What do you look for in an ordinary house slipper? Warm and fuzzy is good. Cute patterns are nice, especially the ones with, say, a dog’s head embroidered on the left, its body on the right. You can rock all the style you want on your feet this coming winter, but if you’ve got plantar fasciitis, try not to get swayed by the promise of plushness alone.
People who suffer from heel pain know that they need to spend the day wearing a shoe with good arch support. Keep up the good work at the end of the day, too. Replace your shoes with supportive slippers. Here are some guidelines to keep in mind:
- Don’t go without them. Socks alone don’t offer the support you need. Furthermore, walking barefoot is one of the worst things you can do when you’ve got plantar fasciitis, say expert podiatrists Chanda L. Day-Houts, DPM and Heidi M. Christie, DPM. This is especially true if you’ve got hardwood or ceramic tile floors.
- Make sure slippers offer excellent support. Look beyond superficial appearance. Slippers that promise to be “soft” and “cozy” may not offer enough support. Instead, look for descriptions such as “built-in arch support” or even “APMA seal of approval” (meaning they are recommended by the American Podiatric Medical Association).
- Expect more firmness than usual.
Slippers designed to help with plantar fasciitis may not feel as cushiony as you’re used to. But if your foot sinks into a soft slipper bed, it’s probably not going to help repair your irritated plantar fascia.

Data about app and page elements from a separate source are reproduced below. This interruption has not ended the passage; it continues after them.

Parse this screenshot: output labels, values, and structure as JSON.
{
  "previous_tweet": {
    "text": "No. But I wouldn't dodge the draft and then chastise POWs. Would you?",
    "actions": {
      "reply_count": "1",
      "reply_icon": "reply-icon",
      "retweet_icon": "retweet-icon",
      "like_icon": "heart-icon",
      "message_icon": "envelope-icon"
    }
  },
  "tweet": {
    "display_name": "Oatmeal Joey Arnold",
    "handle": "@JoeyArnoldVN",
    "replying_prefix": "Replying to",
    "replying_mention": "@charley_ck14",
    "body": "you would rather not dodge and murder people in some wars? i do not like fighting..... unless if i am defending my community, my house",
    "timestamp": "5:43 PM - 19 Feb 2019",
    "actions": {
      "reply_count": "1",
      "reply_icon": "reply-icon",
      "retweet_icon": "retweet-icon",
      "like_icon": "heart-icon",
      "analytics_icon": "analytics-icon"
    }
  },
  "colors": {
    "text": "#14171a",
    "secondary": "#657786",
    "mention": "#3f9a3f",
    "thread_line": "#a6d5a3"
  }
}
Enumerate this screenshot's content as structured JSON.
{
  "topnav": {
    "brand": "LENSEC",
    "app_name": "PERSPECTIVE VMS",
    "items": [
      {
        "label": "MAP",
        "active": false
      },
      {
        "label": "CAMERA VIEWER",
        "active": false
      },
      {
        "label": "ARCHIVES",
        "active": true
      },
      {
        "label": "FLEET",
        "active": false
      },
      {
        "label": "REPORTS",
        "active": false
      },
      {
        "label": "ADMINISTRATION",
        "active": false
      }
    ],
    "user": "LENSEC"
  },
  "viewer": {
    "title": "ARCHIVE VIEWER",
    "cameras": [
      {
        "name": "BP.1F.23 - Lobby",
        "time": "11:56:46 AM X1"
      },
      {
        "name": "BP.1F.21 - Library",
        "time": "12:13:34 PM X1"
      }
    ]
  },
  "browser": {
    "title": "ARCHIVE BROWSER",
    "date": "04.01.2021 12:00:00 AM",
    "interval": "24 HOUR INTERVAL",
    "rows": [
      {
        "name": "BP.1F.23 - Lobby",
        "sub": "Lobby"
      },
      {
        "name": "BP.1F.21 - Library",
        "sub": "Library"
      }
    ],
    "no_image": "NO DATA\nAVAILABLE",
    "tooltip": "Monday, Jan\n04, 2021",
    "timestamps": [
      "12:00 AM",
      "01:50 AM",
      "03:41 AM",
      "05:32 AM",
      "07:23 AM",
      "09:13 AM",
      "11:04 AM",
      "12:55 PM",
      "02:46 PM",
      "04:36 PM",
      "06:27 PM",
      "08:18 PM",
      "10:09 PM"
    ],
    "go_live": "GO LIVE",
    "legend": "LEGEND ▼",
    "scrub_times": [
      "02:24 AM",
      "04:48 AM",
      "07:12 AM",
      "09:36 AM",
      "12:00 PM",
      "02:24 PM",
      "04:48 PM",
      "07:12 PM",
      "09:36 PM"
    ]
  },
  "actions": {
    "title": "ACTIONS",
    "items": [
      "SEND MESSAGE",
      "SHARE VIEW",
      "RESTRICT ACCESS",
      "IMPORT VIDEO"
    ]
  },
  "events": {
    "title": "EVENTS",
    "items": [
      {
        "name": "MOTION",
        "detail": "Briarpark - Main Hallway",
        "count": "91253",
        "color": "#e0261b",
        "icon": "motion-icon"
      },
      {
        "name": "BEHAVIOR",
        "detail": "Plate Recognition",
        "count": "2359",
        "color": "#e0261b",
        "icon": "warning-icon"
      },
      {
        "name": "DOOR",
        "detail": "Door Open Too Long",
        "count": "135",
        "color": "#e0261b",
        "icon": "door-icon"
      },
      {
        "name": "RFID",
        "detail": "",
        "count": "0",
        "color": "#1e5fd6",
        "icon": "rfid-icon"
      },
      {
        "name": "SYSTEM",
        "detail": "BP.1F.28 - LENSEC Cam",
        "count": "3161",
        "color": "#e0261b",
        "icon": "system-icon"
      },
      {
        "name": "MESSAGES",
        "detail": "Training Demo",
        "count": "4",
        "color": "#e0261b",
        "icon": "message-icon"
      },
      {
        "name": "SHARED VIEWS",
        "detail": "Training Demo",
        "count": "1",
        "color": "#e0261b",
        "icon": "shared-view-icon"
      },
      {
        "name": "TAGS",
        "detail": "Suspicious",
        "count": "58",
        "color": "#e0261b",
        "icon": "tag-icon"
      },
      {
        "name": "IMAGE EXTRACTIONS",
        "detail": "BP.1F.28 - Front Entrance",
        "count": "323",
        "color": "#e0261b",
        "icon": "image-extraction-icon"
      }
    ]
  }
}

- Get slippers with a hard sole.
The firmness that you feel in the bed of the slipper should also extend to a solid, non-slip sole.
Plantar fasciitis can be tough to conquer. We advise our patients here at Montgomery Foot Care Specialists to treat heel pain with a multi-faceted approach. That includes wearing supportive footwear indoors and out. If relief from stubborn plantar fasciitis pain seems to be slipping out of your reach, we can help. Call us in Montgomery, Alabama at (334) 396-3668 or make an appointment online.